## WHAT IS NEEDED
Exact copy, no pictures: reproduce every record below as it stands.

## SOURCE MATERIAL
Start of Block

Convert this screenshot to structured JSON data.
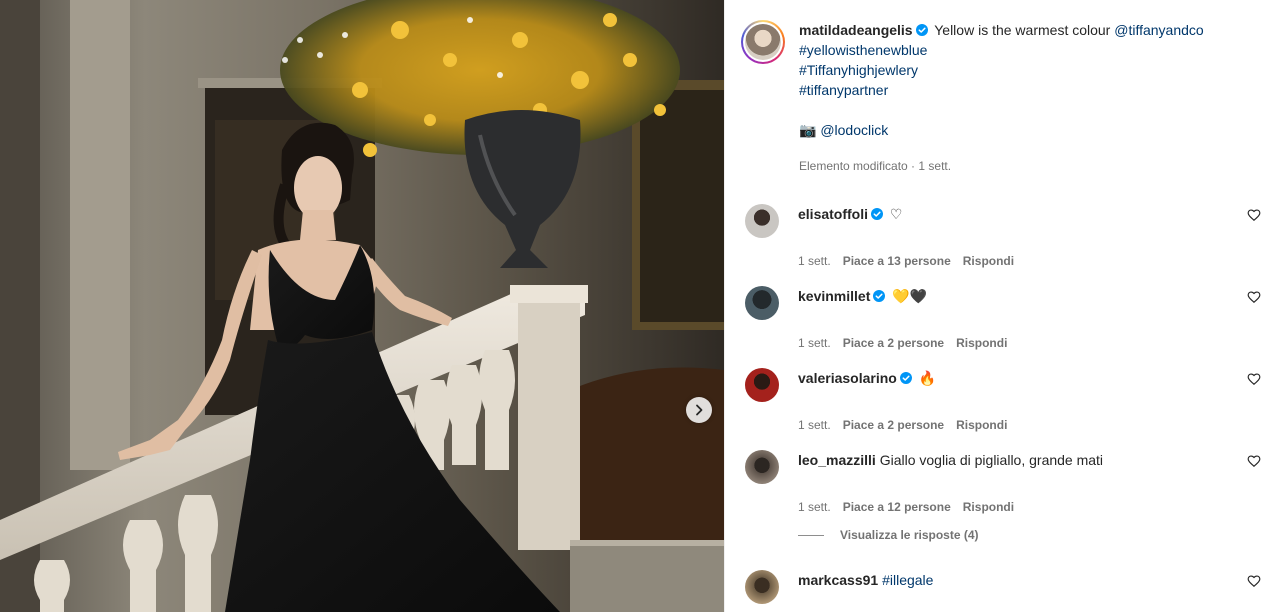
{
  "post": {
    "author": "matildadeangelis",
    "verified": true,
    "caption_text": "Yellow is the warmest colour",
    "caption_mention": "@tiffanyandco",
    "hashtags": [
      "#yellowisthenewblue",
      "#Tiffanyhighjewlery",
      "#tiffanypartner"
    ],
    "photo_credit_icon": "camera-emoji",
    "photo_credit_glyph": "📷",
    "photo_credit_mention": "@lodoclick",
    "edited_label": "Elemento modificato · 1 sett."
  },
  "comments": [
    {
      "user": "elisatoffoli",
      "verified": true,
      "text": "",
      "emoji": "♡",
      "time": "1 sett.",
      "likes": "Piace a 13 persone",
      "reply": "Rispondi",
      "avatar_color": "#c9c6c2"
    },
    {
      "user": "kevinmillet",
      "verified": true,
      "text": "",
      "emoji": "💛🖤",
      "time": "1 sett.",
      "likes": "Piace a 2 persone",
      "reply": "Rispondi",
      "avatar_color": "#3b4b52"
    },
    {
      "user": "valeriasolarino",
      "verified": true,
      "text": "",
      "emoji": "🔥",
      "time": "1 sett.",
      "likes": "Piace a 2 persone",
      "reply": "Rispondi",
      "avatar_color": "#a4211c"
    },
    {
      "user": "leo_mazzilli",
      "verified": false,
      "text": "Giallo voglia di pigliallo, grande mati",
      "emoji": "",
      "time": "1 sett.",
      "likes": "Piace a 12 persone",
      "reply": "Rispondi",
      "avatar_color": "#5b5048"
    },
    {
      "user": "markcass91",
      "verified": false,
      "text": "",
      "hashtag": "#illegale",
      "emoji": "",
      "avatar_color": "#6b5a44"
    }
  ],
  "view_replies": "Visualizza le risposte (4)",
  "colors": {
    "text": "#262626",
    "meta": "#737373",
    "link": "#00376b",
    "verified": "#0095f6"
  }
}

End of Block

## EXERCISE OUTPUT
Convert this screenshot to structured JSON data.
{
  "post": {
    "author": "matildadeangelis",
    "verified": true,
    "caption_text": "Yellow is the warmest colour",
    "caption_mention": "@tiffanyandco",
    "hashtags": [
      "#yellowisthenewblue",
      "#Tiffanyhighjewlery",
      "#tiffanypartner"
    ],
    "photo_credit_icon": "camera-emoji",
    "photo_credit_glyph": "📷",
    "photo_credit_mention": "@lodoclick",
    "edited_label": "Elemento modificato · 1 sett."
  },
  "comments": [
    {
      "user": "elisatoffoli",
      "verified": true,
      "text": "",
      "emoji": "♡",
      "time": "1 sett.",
      "likes": "Piace a 13 persone",
      "reply": "Rispondi",
      "avatar_color": "#c9c6c2"
    },
    {
      "user": "kevinmillet",
      "verified": true,
      "text": "",
      "emoji": "💛🖤",
      "time": "1 sett.",
      "likes": "Piace a 2 persone",
      "reply": "Rispondi",
      "avatar_color": "#3b4b52"
    },
    {
      "user": "valeriasolarino",
      "verified": true,
      "text": "",
      "emoji": "🔥",
      "time": "1 sett.",
      "likes": "Piace a 2 persone",
      "reply": "Rispondi",
      "avatar_color": "#a4211c"
    },
    {
      "user": "leo_mazzilli",
      "verified": false,
      "text": "Giallo voglia di pigliallo, grande mati",
      "emoji": "",
      "time": "1 sett.",
      "likes": "Piace a 12 persone",
      "reply": "Rispondi",
      "avatar_color": "#5b5048"
    },
    {
      "user": "markcass91",
      "verified": false,
      "text": "",
      "hashtag": "#illegale",
      "emoji": "",
      "avatar_color": "#6b5a44"
    }
  ],
  "view_replies": "Visualizza le risposte (4)",
  "colors": {
    "text": "#262626",
    "meta": "#737373",
    "link": "#00376b",
    "verified": "#0095f6"
  }
}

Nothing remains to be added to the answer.